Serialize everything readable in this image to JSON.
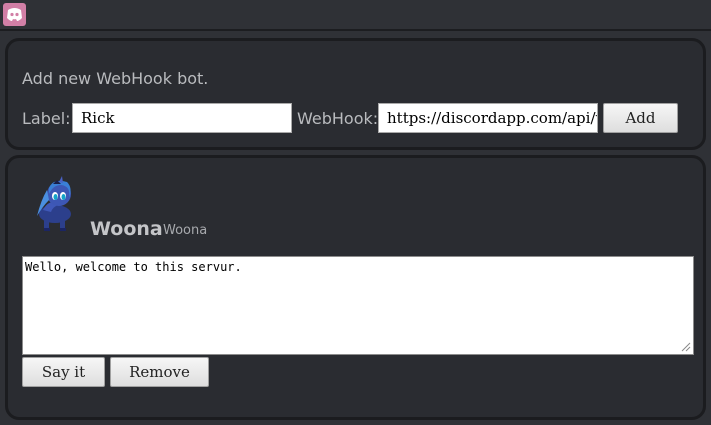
{
  "app": {
    "icon": "discord-logo-icon"
  },
  "add_panel": {
    "heading": "Add new WebHook bot.",
    "label_text": "Label:",
    "label_value": "Rick",
    "webhook_text": "WebHook:",
    "webhook_value": "https://discordapp.com/api/webhook",
    "add_label": "Add"
  },
  "bot": {
    "avatar_icon": "pony-avatar-icon",
    "name": "Woona",
    "label": "Woona",
    "message": "Wello, welcome to this servur.",
    "say_label": "Say it",
    "remove_label": "Remove"
  }
}
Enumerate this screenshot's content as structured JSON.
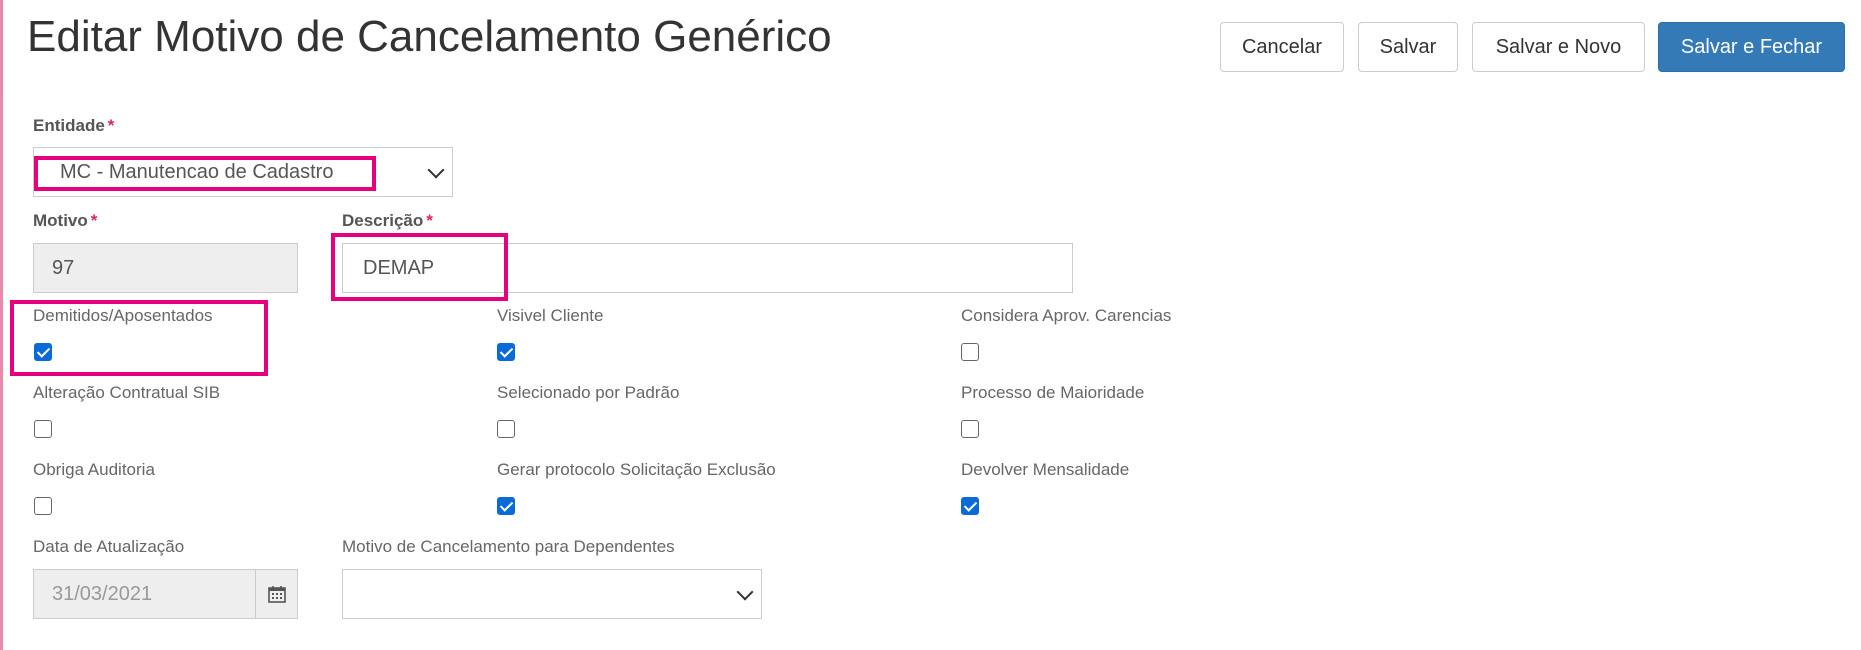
{
  "header": {
    "title": "Editar Motivo de Cancelamento Genérico",
    "buttons": {
      "cancel": "Cancelar",
      "save": "Salvar",
      "save_new": "Salvar e Novo",
      "save_close": "Salvar e Fechar"
    }
  },
  "form": {
    "required_mark": "*",
    "entidade": {
      "label": "Entidade",
      "value": "MC - Manutencao de Cadastro"
    },
    "motivo": {
      "label": "Motivo",
      "value": "97"
    },
    "descricao": {
      "label": "Descrição",
      "value": "DEMAP"
    },
    "checkboxes": [
      {
        "label": "Demitidos/Aposentados",
        "checked": true
      },
      {
        "label": "Visivel Cliente",
        "checked": true
      },
      {
        "label": "Considera Aprov. Carencias",
        "checked": false
      },
      {
        "label": "Alteração Contratual SIB",
        "checked": false
      },
      {
        "label": "Selecionado por Padrão",
        "checked": false
      },
      {
        "label": "Processo de Maioridade",
        "checked": false
      },
      {
        "label": "Obriga Auditoria",
        "checked": false
      },
      {
        "label": "Gerar protocolo Solicitação Exclusão",
        "checked": true
      },
      {
        "label": "Devolver Mensalidade",
        "checked": true
      }
    ],
    "data_atualizacao": {
      "label": "Data de Atualização",
      "value": "31/03/2021"
    },
    "motivo_dependentes": {
      "label": "Motivo de Cancelamento para Dependentes",
      "value": ""
    }
  },
  "colors": {
    "primary": "#337ab7",
    "highlight": "#e6007e",
    "checkbox": "#0b6bd6",
    "required": "#e0245e"
  }
}
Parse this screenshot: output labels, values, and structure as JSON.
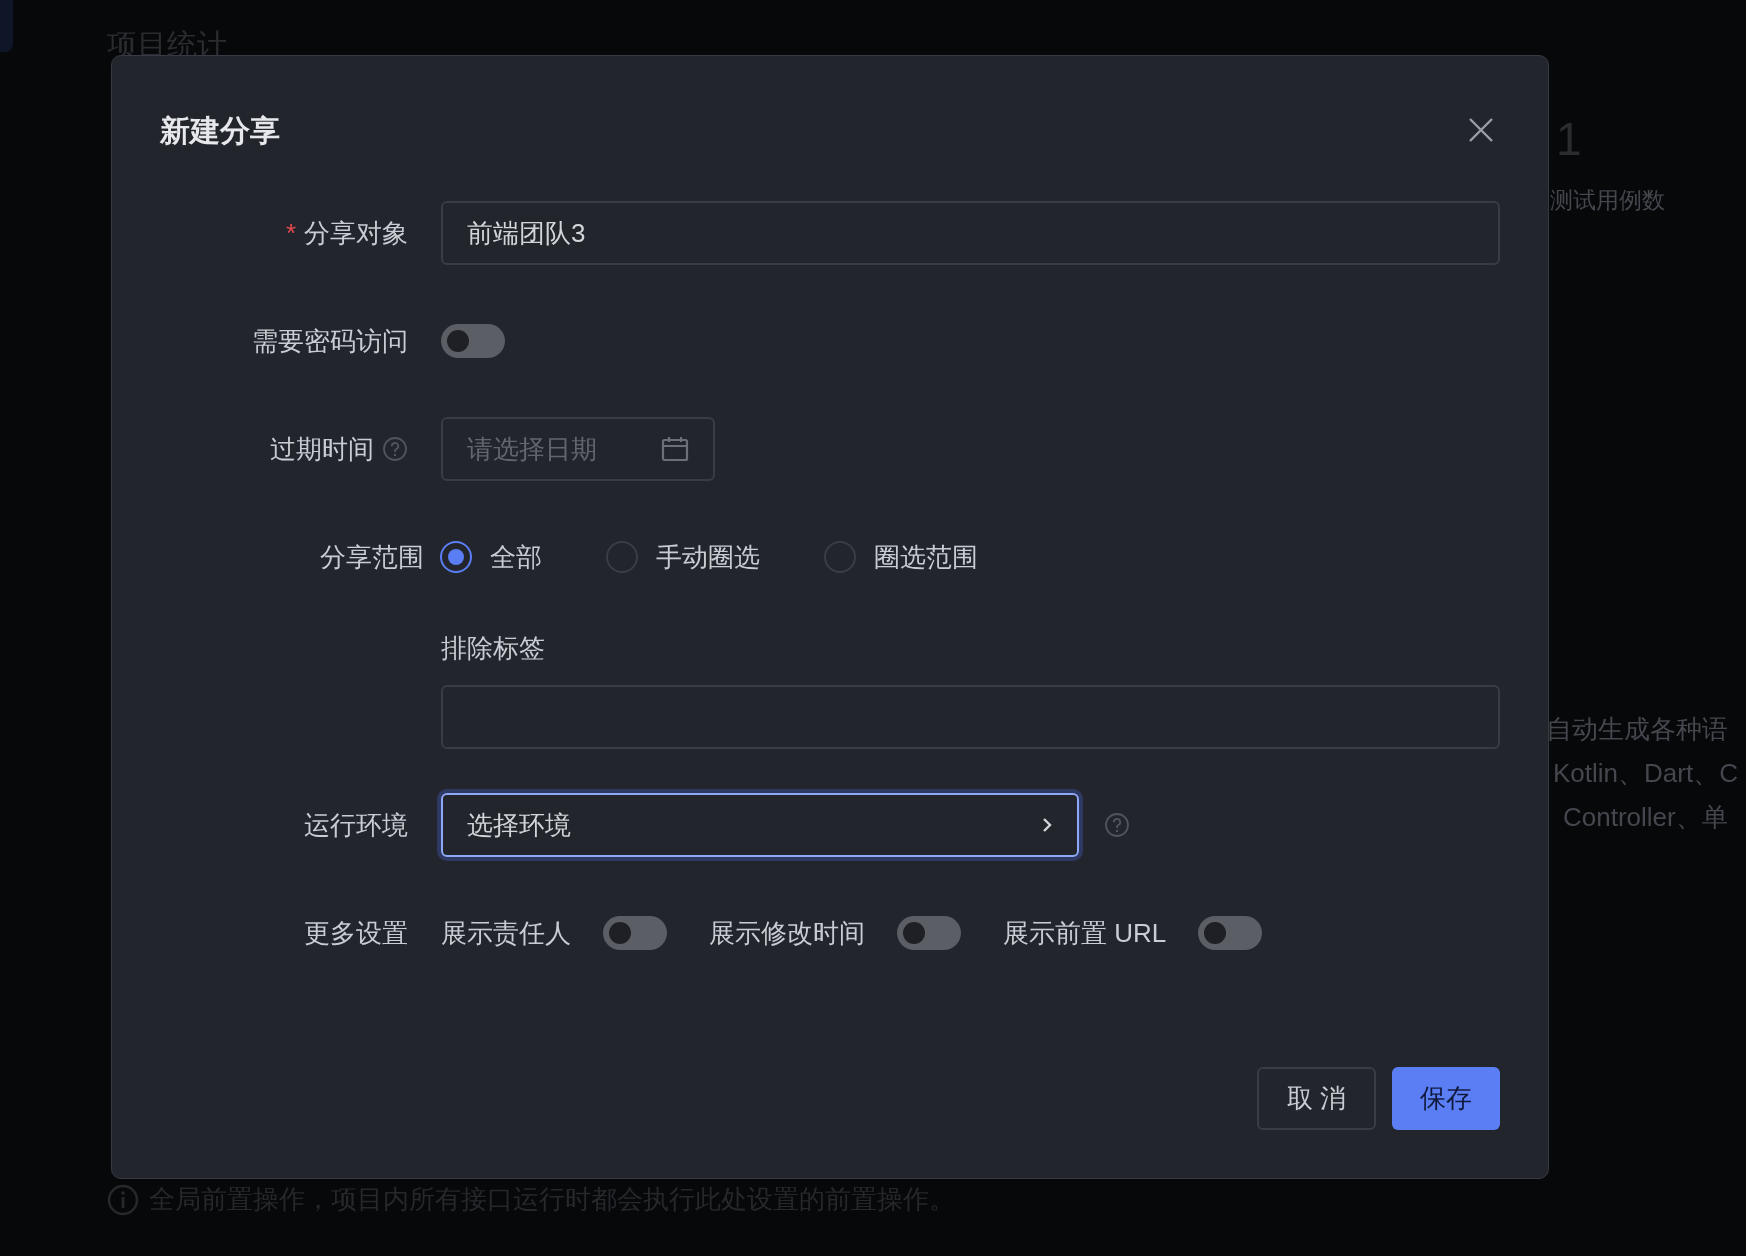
{
  "background": {
    "page_title": "项目统计",
    "stat_value": "1",
    "stat_label": "测试用例数",
    "description_lines": [
      "自动生成各种语",
      "Kotlin、Dart、C",
      "Controller、单"
    ],
    "footer_note": "全局前置操作，项目内所有接口运行时都会执行此处设置的前置操作。"
  },
  "dialog": {
    "title": "新建分享",
    "fields": [
      {
        "kind": "text",
        "label": "分享对象",
        "required_mark": "*",
        "value": "前端团队3"
      },
      {
        "kind": "switch",
        "label": "需要密码访问",
        "on": false
      },
      {
        "kind": "date",
        "label": "过期时间",
        "help": true,
        "placeholder": "请选择日期"
      },
      {
        "kind": "radio",
        "label": "分享范围",
        "options": [
          {
            "label": "全部",
            "selected": true
          },
          {
            "label": "手动圈选",
            "selected": false
          },
          {
            "label": "圈选范围",
            "selected": false
          }
        ]
      },
      {
        "kind": "tags",
        "label": "排除标签"
      },
      {
        "kind": "select",
        "label": "运行环境",
        "value": "选择环境",
        "focused": true,
        "help": true
      },
      {
        "kind": "switches",
        "label": "更多设置",
        "options": [
          {
            "label": "展示责任人",
            "on": false
          },
          {
            "label": "展示修改时间",
            "on": false
          },
          {
            "label": "展示前置 URL",
            "on": false
          }
        ]
      }
    ],
    "buttons": [
      {
        "label": "取 消",
        "primary": false
      },
      {
        "label": "保存",
        "primary": true
      }
    ]
  }
}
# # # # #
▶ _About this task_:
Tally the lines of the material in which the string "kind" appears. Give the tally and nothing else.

▶ _Task solution_:
7